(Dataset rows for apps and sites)
Segment Open

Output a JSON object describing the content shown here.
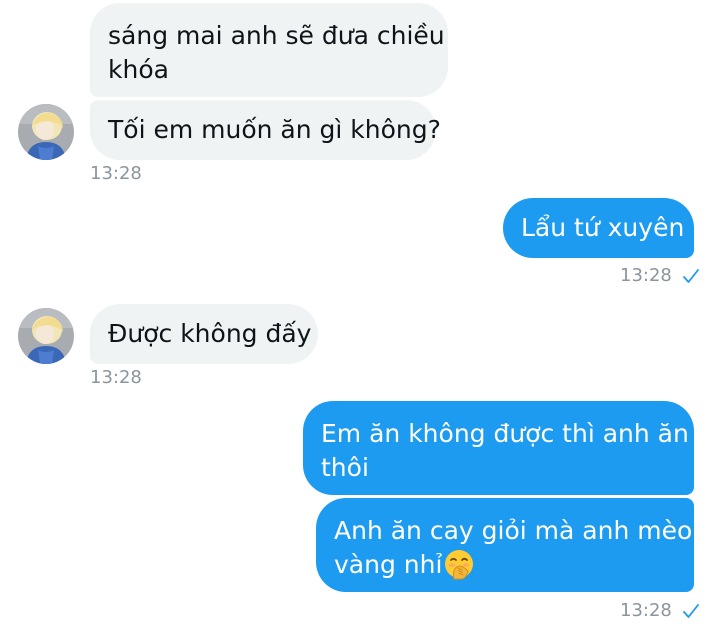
{
  "messages": [
    {
      "lines": [
        "sáng mai anh sẽ đưa chiều",
        "khóa"
      ]
    },
    {
      "lines": [
        "Tối em muốn ăn gì không?"
      ],
      "time": "13:28"
    },
    {
      "lines": [
        "Lẩu tứ xuyên"
      ],
      "time": "13:28"
    },
    {
      "lines": [
        "Được không đấy"
      ],
      "time": "13:28"
    },
    {
      "lines": [
        "Em ăn không được thì anh ăn",
        "thôi"
      ]
    },
    {
      "lines": [
        "Anh ăn cay giỏi mà anh mèo",
        "vàng nhỉ"
      ],
      "time": "13:28",
      "emoji": "hand-over-mouth-emoji"
    }
  ],
  "icons": {
    "read_receipt": "checkmark-icon",
    "avatar": "contact-avatar"
  },
  "colors": {
    "incoming_bubble": "#eff3f4",
    "outgoing_bubble": "#1d9bf0",
    "timestamp": "#8a959e",
    "check": "#1d9bf0"
  }
}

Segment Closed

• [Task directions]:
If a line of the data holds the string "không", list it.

• [Response to the task]:
        "Tối em muốn ăn gì không?"
        "Được không đấy"
        "Em ăn không được thì anh ăn",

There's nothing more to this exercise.